    Of the four candidates we interviewed I’ll note only one had a Communications degree. The rest had studied something else (French Literature, Women’s Studies, etc). This means the competition for some positions is greater than you think. Not only are you competing against everyone who specifically studied that discipline (like Communications grads), but people in semi-related fields (English, Creative Writing) and completely unrelated fields (Biologist). So if you’re not getting a call and you are a Medieval Studies grad…well, what can I say, there might be literally another Medieval Studies grad in the pile with you who is better qualified.

  38. Anonymous*

    In 2008, it WAS pretty easy to get a job based on transferable skills. That’s not the job market anymore.

  39. Secret*

    Personally, I absolutely love people who have poorly written resumes and cover letters. It makes it so much easier for people like me to find a job.

  40. Max*

    I find that one of the hardest transferable skills to find these days especially in the banking and I.T industry are pure soft skills. You get many great well educated applicants with lot’s of experience but many lack considerable soft skills that will allow them to become great leaders and push things through across the matrix. In fact as you get promoted towards the top of a company your tech skills become less important and your transferable soft skills are much more valuable since it’s all about people management.

    Another thing that is silly is when job ads specifically list something like X amount of years of experience (usually 10 years). To be honest a candidate who ticks all the job criteria with 5 years experience can easily outshine someone who is going for the same role with 10-15 years experience. Applicants with too many years experience going for middle management roles is rather scary since it show lacks of progression. The focus should be on skill sets and not years in a job.

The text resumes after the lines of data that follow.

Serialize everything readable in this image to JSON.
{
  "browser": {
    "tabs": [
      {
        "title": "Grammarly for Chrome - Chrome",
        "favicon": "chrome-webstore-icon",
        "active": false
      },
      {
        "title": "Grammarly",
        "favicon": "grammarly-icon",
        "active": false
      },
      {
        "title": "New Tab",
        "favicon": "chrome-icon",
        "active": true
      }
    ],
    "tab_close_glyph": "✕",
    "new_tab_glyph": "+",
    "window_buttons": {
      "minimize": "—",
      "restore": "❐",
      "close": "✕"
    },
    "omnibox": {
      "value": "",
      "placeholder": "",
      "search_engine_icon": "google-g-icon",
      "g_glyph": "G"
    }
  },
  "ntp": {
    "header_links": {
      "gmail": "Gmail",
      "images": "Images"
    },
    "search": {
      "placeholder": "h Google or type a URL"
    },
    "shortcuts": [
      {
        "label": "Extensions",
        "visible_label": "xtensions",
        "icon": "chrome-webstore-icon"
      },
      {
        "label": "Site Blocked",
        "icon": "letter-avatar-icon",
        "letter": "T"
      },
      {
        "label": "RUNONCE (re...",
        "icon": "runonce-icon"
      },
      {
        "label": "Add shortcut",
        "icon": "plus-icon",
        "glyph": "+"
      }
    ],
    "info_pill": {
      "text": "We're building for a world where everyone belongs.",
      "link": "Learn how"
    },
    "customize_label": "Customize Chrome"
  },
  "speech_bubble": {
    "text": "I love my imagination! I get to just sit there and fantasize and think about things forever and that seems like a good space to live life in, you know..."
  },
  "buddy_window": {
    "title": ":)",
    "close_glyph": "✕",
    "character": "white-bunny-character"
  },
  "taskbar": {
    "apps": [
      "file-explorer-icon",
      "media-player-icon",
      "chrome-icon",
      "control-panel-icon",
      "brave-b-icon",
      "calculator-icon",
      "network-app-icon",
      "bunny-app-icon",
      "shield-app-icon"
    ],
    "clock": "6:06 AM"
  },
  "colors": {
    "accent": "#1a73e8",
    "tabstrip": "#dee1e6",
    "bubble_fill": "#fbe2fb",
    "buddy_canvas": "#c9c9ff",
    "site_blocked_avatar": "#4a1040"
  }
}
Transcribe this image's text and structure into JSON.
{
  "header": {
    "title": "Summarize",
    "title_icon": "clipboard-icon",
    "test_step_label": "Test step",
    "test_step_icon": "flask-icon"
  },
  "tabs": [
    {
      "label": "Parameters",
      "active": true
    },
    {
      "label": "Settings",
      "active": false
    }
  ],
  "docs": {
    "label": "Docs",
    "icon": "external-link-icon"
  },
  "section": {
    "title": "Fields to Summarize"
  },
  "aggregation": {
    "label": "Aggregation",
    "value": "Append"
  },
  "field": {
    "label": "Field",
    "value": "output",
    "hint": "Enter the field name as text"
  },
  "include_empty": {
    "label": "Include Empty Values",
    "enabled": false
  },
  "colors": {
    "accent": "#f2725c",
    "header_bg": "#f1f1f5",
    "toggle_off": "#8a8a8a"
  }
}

  41. ELAINE*

    Bahahahhaa! Its like the Art business out there.

    Oh she can paint a block of cheese so well But Can she paint a block of butter?????
    Its so pathetic really. Ive worked for the greatest animation studio on the planet and can create any style but employers are so “tunnel visioned” You cant get out of your original niche. An animation artist will find it hard getting into another Art Dept. My niche has long since extinct due to computer technology so getting into another field is like trying to draw blood from a stone.

Comments are closed.